We need to let that motivate us, not scare us.


Bill said...

Thank you for this informative post.

In New York City, we are experimenting with a pilot program in 22 junior high schools that gives every student a laptop with Internet access. We are also developing models for how this might aid instruction.

In the literacy classroom, we are having students post their writing to a shared class blog, and then both the teacher and fellow students can leave comments providing feedback. We give the students sentence starters for this feedback, so we can focus them toward noticing the application of the literacy concepts we have been teaching.

Since they are publishing online, they are also able to create hyperlinks in their text, leading the reader to multimedia elements and primary sources that might support or otherwise provide illumination for student writing.

We're also having them use social networking sites like to share websites they find in their research with other members of their group, or others writing on a similar topic.

Lynne Crowe said...

An interesting post and something that I have been pondering about for a while.
Most of my students have their own 'school' blogs are posting most of their work in English on it. I am still grappling with the issue of showing students where their grammatical, editing ...mistakes are so they can work on these for their next piece and also leaving meaningful feed forward comments.
We have used rubrics for writing for the last few years and I'd really like to continue with, incorporating them into these blog posts but haven't as yet worked out how.
I also still have to have a 'paper' copy of their work for the students' portfolio so I don't want to be doing too much doubling up.
You have given me some food for thought.

Bing Miller said...

Lynne and Bill: Thank you both for responding and providing some information about what's happening out there. I think I'm at that point now where I want to - and I'm ready to - take that next step. Once the technological issues are worked out, it seems that student blogs can address many of the instructional and assessment issues that have been raised in past years: writing for an audience, editing and revising, and being able to look at growth over time.
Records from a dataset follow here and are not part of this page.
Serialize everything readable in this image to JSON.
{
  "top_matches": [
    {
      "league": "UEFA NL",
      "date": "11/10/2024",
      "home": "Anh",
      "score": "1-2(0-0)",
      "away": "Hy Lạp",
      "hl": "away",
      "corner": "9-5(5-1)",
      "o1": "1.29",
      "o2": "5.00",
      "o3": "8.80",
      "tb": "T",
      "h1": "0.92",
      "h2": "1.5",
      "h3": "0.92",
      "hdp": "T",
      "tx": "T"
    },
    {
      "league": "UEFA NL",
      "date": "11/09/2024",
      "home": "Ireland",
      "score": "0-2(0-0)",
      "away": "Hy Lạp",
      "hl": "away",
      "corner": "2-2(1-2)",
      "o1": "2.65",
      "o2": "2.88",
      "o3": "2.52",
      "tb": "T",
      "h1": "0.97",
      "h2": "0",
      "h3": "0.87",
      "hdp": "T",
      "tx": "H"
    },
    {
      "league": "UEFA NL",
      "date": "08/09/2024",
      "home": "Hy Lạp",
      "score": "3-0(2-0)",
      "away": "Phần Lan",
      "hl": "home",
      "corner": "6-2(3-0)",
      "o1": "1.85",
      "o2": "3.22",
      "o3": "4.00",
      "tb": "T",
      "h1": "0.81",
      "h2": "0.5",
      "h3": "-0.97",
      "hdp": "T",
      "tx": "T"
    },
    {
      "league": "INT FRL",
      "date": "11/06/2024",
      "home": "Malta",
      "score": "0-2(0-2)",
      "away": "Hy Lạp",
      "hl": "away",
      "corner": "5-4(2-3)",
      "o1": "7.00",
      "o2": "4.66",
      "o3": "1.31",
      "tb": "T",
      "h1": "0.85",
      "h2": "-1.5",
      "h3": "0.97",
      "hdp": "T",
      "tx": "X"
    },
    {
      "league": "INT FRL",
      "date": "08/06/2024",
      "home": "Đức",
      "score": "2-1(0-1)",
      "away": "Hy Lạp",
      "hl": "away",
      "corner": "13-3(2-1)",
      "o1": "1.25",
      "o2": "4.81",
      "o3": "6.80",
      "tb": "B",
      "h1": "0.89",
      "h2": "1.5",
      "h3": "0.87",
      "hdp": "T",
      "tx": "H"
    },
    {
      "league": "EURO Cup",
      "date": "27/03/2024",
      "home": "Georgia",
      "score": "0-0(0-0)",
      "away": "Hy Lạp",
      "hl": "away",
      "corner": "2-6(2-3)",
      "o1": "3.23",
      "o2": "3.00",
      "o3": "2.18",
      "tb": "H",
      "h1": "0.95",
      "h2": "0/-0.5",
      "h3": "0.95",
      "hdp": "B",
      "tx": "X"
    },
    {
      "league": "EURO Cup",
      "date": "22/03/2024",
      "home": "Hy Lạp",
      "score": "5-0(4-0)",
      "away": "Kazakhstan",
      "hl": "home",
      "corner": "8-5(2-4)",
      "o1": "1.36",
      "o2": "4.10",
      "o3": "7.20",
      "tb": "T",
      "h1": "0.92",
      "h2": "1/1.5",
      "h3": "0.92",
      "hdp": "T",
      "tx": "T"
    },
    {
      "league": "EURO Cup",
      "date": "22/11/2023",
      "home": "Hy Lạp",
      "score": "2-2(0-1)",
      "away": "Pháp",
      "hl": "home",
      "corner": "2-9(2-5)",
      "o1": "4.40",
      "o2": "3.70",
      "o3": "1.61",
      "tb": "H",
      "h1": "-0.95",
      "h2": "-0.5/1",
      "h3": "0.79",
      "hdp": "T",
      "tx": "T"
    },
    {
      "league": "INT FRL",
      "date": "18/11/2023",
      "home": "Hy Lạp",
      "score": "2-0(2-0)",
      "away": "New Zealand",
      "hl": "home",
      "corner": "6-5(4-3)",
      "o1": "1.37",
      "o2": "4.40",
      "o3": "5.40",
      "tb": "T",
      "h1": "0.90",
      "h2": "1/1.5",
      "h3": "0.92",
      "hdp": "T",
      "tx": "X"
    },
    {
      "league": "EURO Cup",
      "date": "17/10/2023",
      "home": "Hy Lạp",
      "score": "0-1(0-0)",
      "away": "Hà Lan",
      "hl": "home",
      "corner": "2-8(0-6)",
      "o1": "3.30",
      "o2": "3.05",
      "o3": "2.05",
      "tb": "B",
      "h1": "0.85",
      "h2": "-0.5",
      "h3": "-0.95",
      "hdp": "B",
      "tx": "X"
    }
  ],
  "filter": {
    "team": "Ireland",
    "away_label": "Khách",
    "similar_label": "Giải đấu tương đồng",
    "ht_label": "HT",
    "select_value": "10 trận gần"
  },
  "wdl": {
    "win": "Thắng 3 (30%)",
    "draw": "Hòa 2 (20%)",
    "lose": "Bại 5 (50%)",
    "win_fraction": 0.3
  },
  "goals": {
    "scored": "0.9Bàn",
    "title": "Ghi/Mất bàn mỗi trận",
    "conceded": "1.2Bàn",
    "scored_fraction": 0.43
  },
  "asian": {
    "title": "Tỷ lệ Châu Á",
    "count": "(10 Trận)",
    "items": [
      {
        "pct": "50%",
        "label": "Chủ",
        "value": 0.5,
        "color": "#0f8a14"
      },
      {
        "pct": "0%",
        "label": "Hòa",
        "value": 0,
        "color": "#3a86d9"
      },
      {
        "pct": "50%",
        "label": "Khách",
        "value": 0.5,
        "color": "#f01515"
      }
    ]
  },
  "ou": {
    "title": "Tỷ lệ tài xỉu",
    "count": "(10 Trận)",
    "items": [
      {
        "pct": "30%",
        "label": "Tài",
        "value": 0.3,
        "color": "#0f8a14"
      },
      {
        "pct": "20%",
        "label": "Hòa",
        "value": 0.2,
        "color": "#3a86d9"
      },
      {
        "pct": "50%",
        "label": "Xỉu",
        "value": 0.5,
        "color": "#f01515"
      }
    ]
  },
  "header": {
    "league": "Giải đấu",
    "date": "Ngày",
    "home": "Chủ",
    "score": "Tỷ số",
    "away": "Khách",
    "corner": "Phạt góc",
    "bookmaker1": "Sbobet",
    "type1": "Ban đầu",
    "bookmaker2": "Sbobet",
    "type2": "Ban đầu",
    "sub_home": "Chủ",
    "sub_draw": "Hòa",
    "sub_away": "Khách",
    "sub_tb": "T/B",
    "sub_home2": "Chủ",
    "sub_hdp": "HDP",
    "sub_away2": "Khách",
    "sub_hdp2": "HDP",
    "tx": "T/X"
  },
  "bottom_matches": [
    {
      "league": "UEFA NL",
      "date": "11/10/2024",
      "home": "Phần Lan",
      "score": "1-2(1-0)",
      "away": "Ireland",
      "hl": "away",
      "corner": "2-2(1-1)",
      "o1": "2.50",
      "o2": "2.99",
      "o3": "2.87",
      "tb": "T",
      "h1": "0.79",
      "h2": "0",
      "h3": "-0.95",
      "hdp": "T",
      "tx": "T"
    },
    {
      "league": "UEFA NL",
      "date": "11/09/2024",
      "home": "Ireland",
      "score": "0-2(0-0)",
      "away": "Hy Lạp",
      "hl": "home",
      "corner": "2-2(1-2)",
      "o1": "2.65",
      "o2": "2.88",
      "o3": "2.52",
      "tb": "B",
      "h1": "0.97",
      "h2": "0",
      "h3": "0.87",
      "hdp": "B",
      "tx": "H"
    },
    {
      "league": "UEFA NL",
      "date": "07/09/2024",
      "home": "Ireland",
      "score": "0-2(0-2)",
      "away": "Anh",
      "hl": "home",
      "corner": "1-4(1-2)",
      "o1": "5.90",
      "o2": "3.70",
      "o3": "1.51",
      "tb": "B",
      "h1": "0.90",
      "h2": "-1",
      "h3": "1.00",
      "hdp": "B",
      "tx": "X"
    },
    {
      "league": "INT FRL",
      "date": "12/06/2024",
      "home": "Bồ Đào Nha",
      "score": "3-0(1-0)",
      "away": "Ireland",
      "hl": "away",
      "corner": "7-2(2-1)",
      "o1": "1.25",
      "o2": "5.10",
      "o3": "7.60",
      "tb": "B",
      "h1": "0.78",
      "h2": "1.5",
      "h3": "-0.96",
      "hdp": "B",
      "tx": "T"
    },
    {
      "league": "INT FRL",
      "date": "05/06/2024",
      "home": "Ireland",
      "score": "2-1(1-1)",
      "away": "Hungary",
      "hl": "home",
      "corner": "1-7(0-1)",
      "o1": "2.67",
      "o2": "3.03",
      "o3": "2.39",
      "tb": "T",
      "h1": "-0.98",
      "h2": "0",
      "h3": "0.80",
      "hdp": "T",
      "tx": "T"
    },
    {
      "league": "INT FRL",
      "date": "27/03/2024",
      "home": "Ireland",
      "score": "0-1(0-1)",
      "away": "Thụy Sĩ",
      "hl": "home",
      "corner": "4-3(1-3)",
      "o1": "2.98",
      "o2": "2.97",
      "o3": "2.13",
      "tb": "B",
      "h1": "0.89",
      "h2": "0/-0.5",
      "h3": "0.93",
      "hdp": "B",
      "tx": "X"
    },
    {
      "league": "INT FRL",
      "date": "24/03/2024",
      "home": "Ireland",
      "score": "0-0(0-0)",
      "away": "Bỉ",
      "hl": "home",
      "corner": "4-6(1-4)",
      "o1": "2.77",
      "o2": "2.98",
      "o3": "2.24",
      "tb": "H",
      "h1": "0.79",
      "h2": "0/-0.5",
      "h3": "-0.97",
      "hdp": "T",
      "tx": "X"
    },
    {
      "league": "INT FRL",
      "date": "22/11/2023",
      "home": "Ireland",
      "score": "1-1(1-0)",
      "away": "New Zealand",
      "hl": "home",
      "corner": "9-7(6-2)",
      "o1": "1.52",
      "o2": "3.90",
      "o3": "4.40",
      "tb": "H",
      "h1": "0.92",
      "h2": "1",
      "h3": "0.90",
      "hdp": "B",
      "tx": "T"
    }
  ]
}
Bill, I'd love to look at and read your student blogs to see some of the things you describe. I like the idea of sentence starters and other such ways to help prompt and teach student writers.

Lynne, keep me posted on your efforts and I'd love to see any rubrics or other materials you think might be handy.

There is some exciting potential out there...